(DATA EXCERPTS begins)

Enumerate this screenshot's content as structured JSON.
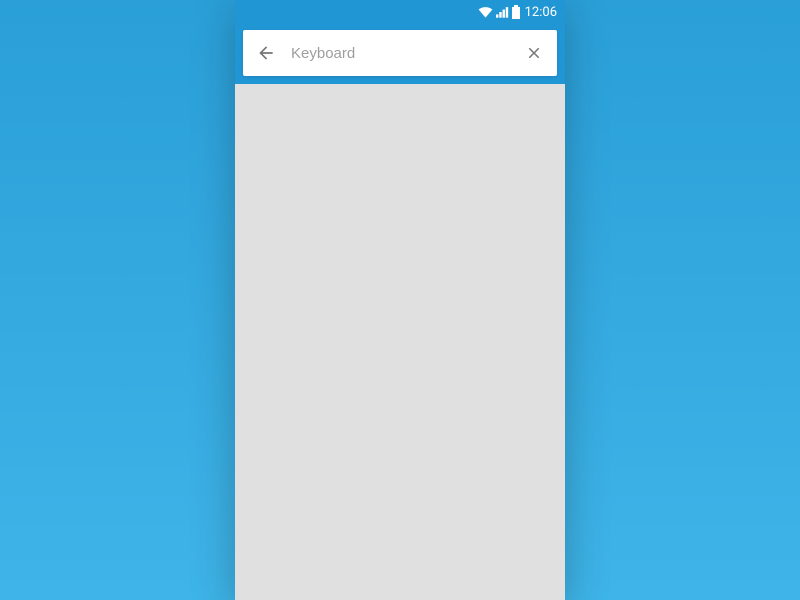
{
  "status_bar": {
    "time": "12:06"
  },
  "search": {
    "placeholder": "Keyboard",
    "value": ""
  }
}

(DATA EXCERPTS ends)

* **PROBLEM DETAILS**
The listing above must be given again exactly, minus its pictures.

* **RESPONSE TO THE EXERCISE**
Enumerate this screenshot's content as structured JSON.
{
  "status_bar": {
    "time": "12:06"
  },
  "search": {
    "placeholder": "Keyboard",
    "value": ""
  }
}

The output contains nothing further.